100 years today in Aviation History
10 Amazing Milestones in Aviation History
In just a century, powered flight radically transformed everything from family reunions to aerial combat. It is easy to forget how quickly the airplane progressed from the eccentric fantasy of a handful of aviation pioneers to a ubiquitous feature of modern life. Here are some amazing facts and moments that illustrate the supersonic speed of development during the airplane's first century.
1. Sir George Cayley gets the idea
Between 1799 and 1809 English inventor Sir George Cayley created the concept of the modern airplane. Cayley abandoned the ornithopter tradition, in which both lift and thrust are provided by the wings, and designed airplanes with rigid wings to provide lift, and with separate propelling devices to provide thrust.
2. Glider pioneer Otto Lilienthal lifts off
German engineer Otto Lilienthal made his first successful flight in a glider in 1891, making him the first person in history to launch into the air, fly, and land safely.

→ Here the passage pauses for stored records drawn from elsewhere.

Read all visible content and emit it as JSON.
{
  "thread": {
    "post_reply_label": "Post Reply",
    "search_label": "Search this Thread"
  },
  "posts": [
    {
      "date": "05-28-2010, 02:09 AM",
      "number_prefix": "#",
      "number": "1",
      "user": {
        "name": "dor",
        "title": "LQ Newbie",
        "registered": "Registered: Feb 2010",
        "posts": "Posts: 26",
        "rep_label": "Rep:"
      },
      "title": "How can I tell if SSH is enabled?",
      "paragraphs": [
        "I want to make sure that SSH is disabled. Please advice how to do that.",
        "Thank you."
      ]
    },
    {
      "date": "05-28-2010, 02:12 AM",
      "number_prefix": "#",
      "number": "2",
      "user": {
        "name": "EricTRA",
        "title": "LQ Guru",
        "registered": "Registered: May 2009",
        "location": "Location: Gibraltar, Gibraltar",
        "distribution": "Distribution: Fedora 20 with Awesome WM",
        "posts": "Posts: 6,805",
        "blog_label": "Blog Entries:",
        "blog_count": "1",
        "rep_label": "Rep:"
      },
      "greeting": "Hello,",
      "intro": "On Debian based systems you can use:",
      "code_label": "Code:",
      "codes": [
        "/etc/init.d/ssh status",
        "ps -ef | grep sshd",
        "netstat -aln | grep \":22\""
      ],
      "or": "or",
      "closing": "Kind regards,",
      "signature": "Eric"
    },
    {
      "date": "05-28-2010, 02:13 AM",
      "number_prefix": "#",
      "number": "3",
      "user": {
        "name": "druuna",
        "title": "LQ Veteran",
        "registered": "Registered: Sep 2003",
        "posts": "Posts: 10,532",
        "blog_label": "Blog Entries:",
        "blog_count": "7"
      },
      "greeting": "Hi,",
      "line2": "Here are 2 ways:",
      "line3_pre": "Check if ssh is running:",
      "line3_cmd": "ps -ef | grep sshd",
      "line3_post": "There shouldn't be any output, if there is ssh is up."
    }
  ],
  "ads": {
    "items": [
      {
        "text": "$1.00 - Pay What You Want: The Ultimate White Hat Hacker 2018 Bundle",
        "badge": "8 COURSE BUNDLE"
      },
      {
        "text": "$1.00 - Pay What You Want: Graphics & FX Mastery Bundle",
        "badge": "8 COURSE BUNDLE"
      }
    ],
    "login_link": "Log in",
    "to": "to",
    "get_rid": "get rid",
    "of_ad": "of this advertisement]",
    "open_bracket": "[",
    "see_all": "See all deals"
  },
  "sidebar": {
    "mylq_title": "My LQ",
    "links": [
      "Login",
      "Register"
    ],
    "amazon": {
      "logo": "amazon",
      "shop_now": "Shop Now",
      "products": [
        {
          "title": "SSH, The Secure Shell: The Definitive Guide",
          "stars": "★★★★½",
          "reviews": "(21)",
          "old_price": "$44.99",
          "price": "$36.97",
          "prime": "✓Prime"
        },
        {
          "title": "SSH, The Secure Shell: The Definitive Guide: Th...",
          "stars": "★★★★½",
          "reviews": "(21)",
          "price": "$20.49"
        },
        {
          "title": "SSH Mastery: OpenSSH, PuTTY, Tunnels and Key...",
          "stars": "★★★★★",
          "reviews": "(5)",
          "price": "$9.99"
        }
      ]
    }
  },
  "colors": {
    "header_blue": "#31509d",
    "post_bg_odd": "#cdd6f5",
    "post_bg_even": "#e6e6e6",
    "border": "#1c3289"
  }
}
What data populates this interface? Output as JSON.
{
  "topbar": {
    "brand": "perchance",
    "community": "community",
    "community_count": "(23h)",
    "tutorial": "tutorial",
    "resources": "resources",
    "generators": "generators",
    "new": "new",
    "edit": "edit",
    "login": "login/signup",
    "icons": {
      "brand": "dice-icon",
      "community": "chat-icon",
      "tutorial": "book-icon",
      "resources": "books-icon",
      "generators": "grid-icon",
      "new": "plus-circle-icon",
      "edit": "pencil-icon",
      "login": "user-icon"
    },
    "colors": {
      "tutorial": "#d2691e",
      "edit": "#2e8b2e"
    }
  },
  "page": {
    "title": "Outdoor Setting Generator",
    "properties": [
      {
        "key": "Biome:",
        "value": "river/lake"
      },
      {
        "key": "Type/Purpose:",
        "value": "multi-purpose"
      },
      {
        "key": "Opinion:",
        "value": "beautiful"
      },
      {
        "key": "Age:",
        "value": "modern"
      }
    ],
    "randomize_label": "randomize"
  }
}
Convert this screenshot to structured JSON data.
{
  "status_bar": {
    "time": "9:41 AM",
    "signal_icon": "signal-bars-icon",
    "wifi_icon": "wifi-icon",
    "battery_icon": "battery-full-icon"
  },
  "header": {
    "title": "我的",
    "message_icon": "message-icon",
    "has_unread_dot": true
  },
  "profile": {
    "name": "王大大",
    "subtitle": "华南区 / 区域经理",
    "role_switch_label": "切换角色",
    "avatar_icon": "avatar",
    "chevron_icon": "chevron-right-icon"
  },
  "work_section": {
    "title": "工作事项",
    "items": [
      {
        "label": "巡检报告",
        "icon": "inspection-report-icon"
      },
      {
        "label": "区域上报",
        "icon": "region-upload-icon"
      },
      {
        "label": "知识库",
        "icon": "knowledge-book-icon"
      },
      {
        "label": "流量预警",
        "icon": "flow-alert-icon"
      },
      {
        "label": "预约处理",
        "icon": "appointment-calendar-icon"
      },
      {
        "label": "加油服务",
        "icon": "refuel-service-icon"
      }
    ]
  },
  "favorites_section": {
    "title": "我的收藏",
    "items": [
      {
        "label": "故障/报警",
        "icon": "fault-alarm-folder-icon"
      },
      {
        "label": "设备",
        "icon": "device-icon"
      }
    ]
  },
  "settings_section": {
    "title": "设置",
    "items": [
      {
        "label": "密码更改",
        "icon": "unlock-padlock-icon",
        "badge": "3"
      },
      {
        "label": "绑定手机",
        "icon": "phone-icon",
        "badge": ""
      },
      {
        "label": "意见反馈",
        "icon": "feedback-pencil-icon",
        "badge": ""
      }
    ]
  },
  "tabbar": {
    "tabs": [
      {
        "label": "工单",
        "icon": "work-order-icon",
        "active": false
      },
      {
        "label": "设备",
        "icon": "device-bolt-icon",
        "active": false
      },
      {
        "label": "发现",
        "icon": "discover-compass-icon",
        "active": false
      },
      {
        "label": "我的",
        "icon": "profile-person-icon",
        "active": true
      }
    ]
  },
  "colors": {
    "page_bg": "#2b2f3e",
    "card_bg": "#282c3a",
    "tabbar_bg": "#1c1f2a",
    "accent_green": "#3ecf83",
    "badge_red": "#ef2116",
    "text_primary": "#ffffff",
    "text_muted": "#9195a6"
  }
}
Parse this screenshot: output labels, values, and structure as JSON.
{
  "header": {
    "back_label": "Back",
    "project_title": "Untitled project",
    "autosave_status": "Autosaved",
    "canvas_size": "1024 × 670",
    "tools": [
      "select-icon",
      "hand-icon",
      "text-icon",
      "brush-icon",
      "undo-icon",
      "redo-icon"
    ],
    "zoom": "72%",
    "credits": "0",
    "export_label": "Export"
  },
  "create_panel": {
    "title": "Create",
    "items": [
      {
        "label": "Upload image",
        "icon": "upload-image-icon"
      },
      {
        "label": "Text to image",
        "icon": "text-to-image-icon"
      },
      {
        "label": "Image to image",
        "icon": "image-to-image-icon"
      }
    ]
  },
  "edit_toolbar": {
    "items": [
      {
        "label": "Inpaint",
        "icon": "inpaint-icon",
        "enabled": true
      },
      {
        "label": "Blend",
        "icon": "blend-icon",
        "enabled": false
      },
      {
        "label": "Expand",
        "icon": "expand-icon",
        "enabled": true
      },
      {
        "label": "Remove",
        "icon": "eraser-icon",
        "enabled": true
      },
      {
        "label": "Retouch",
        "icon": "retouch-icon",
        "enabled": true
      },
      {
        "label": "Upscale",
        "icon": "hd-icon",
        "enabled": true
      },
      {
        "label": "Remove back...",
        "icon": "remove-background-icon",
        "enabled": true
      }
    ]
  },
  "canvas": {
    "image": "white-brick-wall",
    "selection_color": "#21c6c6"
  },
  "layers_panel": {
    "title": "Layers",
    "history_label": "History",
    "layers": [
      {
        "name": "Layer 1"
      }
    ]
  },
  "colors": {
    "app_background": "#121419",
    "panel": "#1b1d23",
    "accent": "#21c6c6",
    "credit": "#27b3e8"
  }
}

Five years later, after more than 2,000 successful flights, he was killed in a gliding accident. His work inspired two young bicycle builders, Orville and Wilbur Wright, to pursue their own glider and airplane designs.
3. The Wright brothers defy gravity
Orville Wright's historic first airplane flight, on December 17, 1903, lasted just 12 seconds and covered a distance of about 120 feet, a measurement shorter than the wingspan of many modern airliners.
4. U.S. mail rises to the occasion
Airmail service made its debut in 1911, with irregular trips between cities in England. In the United States, airmail became widespread before passenger air travel became popular--by 1935 there were nearly 29,000 miles of regular airmail routes in the United States.
5. Warfare takes to the skies
When World War I began in 1914, military leaders doubted the value of military aviation for purposes other than surveillance. But by the war's end in 1918, airplanes had been used in pivotal bombing missions and aerial combat encounters between "flying aces" such as Manfred von Richthofen (known as the Red Baron) and Eddie Rickenbacker.
6. The jet engine propels commercial aviation to new heights
Although commercial aviation began in January 1914 with a route between Saint Petersburg and Tampa, Florida, it did not take off in the United States until after World War II. The jet engine, a wartime technological advancement, debuted in commercial aviation in 1952. It hit the big time in 1958, when Pan Am inaugurated Boeing 707 jet service and cut flight durations in half.
7. Chuck Yeager breaks the sound barrier
Until Chuck Yeager became the first pilot to exceed the speed of sound in 1947, nobody knew whether a pilot could successfully control a plane under the battering effects of the shock waves produced as the plane's speed neared Mach 1.
8. Supersonic flight goes up for sale
In 1976 the Concorde, the first commercial aircraft designed to exceed the speed of sound, embarked on simultaneous inaugural flights from Paris and London. The luxury aircraft crossed the Atlantic in three hours, enabling passengers from Europe to beat the time difference and land in New York City before they left London or Paris.
9. Passenger counts top 1 billion
In 1987, for the first time, airplanes carried more than 1 billion passengers worldwide. By century's end more than 1.5 billion passengers flew annually. In 2002 Hartsfield Atlanta International Airport ranked as the world's busiest airport, with nearly 77 million passengers handled--that's more than 210 thousand passengers per day.
10. Terror quiets the skies
When all flights over the United States were grounded for about one day following the terrorist attacks of September 11, 2001, U.S. skies were free of aircraft for the first time in nearly a century.